> _DATA RECORDS_:
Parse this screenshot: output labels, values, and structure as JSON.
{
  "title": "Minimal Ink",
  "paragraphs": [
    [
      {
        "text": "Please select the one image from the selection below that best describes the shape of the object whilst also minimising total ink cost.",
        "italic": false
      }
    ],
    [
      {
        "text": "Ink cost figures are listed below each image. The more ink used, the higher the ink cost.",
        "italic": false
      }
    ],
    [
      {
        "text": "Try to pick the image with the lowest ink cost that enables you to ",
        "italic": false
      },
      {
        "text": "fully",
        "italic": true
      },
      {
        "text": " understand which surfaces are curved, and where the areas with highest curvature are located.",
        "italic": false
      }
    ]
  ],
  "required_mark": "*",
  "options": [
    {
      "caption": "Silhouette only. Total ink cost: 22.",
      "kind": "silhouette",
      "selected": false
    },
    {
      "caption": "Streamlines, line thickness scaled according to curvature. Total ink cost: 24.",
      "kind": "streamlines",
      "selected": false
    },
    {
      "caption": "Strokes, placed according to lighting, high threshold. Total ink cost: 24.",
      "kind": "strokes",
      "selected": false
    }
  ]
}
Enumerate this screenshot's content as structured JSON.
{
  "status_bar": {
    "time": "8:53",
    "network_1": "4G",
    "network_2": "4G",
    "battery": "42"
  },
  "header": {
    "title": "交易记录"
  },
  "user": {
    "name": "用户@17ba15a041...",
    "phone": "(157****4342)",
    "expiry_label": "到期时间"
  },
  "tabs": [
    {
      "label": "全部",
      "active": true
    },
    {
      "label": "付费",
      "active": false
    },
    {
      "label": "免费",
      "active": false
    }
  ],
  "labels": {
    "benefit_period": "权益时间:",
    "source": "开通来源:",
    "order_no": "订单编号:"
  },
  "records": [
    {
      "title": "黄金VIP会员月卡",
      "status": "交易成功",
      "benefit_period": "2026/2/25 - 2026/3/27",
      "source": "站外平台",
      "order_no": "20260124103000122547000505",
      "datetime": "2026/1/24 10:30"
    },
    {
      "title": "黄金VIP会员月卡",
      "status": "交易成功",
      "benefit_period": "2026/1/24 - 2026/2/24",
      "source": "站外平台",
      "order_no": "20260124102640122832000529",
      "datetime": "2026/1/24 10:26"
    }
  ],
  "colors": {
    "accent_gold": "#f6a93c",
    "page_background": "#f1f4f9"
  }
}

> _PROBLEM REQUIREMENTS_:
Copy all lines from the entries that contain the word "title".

> _FINISHED EXERCISE_:
  "title": "Minimal Ink",
    "title": "交易记录"
      "title": "黄金VIP会员月卡",
      "title": "黄金VIP会员月卡",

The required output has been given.